- _RECORDS FOR PROCESSING_
*-*-*
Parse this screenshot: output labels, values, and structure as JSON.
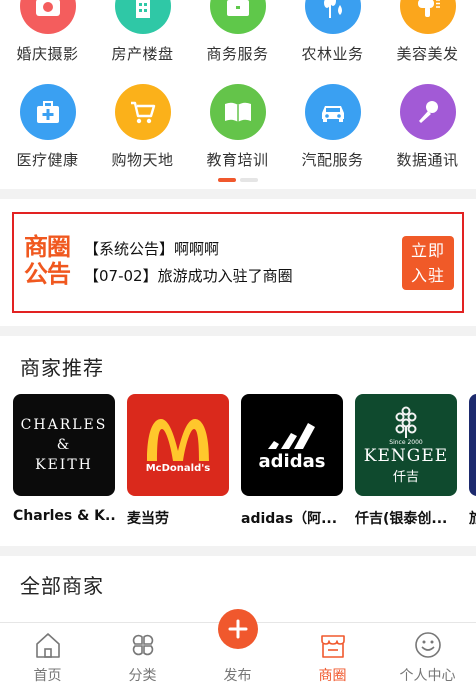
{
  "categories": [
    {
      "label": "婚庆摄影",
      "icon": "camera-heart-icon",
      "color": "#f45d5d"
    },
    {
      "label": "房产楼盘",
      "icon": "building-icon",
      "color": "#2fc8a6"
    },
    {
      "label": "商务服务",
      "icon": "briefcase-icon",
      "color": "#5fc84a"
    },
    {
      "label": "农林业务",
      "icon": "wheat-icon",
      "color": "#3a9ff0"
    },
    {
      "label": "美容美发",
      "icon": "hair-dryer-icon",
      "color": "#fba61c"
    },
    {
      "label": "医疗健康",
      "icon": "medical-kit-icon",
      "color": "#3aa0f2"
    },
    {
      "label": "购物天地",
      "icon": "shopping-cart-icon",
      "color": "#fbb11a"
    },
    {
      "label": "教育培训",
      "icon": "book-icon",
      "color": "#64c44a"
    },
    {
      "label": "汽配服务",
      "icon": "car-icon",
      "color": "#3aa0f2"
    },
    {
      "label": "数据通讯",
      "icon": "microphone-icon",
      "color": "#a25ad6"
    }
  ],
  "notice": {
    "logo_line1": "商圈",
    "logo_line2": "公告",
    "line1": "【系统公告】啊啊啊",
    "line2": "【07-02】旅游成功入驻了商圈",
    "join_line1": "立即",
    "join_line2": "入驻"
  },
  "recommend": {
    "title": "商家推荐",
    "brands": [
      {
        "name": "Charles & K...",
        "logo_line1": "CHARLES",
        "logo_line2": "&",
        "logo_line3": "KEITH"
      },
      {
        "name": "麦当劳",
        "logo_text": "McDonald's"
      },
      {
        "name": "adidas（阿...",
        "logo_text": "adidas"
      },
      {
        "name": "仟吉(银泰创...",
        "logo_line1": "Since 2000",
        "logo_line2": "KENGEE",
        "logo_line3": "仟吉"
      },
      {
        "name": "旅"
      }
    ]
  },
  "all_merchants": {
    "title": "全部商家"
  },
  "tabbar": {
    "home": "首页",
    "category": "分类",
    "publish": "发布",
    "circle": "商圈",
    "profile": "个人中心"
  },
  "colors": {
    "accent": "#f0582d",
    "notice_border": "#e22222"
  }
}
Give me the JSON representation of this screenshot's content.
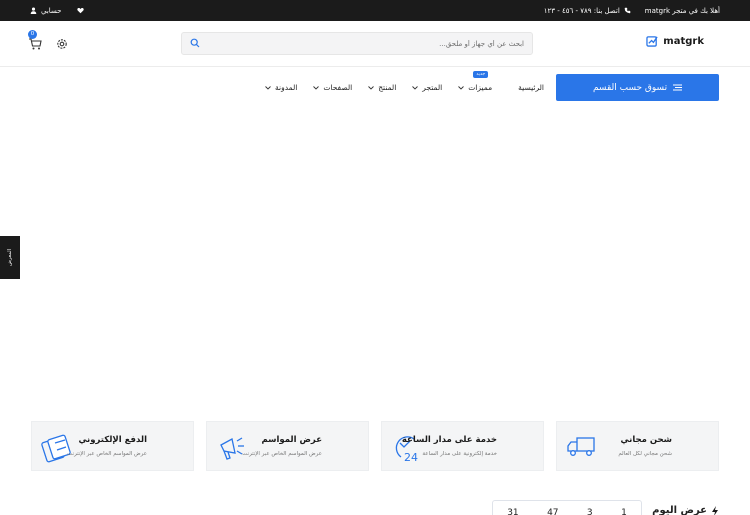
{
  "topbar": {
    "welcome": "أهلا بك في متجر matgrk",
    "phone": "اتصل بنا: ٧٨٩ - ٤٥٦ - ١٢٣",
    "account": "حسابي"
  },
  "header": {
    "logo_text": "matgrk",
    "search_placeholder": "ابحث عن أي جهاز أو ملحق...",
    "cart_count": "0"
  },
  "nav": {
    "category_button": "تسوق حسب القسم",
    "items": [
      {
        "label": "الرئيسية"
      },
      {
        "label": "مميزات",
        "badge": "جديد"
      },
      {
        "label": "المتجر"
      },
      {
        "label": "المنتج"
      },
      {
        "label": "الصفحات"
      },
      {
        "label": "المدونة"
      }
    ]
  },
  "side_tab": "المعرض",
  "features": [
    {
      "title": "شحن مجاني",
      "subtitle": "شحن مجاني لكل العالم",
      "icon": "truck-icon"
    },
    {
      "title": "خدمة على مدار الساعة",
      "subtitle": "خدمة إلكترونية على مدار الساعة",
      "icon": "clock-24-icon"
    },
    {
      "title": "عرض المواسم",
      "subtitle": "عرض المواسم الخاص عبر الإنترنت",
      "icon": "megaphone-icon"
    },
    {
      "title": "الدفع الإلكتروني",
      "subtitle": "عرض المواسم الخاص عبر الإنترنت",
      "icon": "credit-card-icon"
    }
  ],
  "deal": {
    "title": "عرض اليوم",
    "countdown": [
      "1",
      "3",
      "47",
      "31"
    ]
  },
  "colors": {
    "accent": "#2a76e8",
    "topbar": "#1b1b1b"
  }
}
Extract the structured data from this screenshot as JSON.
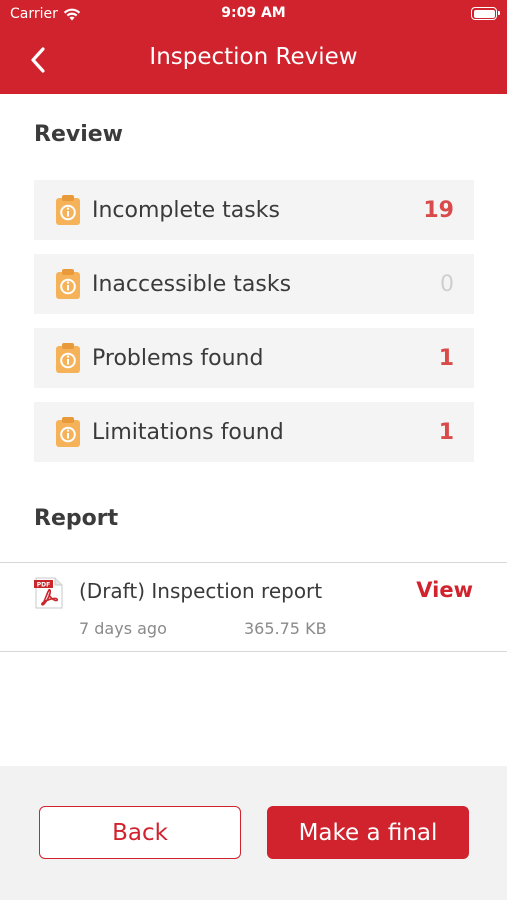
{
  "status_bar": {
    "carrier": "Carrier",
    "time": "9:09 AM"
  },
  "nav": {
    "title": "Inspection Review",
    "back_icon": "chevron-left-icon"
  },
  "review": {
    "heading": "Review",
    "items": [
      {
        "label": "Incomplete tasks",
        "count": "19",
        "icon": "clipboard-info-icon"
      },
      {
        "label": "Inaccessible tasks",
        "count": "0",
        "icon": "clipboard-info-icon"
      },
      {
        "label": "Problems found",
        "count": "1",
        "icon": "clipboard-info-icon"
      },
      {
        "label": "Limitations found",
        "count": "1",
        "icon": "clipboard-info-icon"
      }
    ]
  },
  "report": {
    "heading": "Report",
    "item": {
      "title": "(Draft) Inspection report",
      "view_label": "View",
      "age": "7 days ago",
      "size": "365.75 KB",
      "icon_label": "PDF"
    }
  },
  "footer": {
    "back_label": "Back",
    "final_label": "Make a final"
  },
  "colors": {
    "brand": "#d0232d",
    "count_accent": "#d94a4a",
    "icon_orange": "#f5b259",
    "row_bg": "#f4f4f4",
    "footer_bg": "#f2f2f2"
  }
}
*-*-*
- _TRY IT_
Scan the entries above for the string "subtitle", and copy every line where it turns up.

- _SOLVED PROBLEM_
      "subtitle": "شحن مجاني لكل العالم",
      "subtitle": "خدمة إلكترونية على مدار الساعة",
      "subtitle": "عرض المواسم الخاص عبر الإنترنت",
      "subtitle": "عرض المواسم الخاص عبر الإنترنت",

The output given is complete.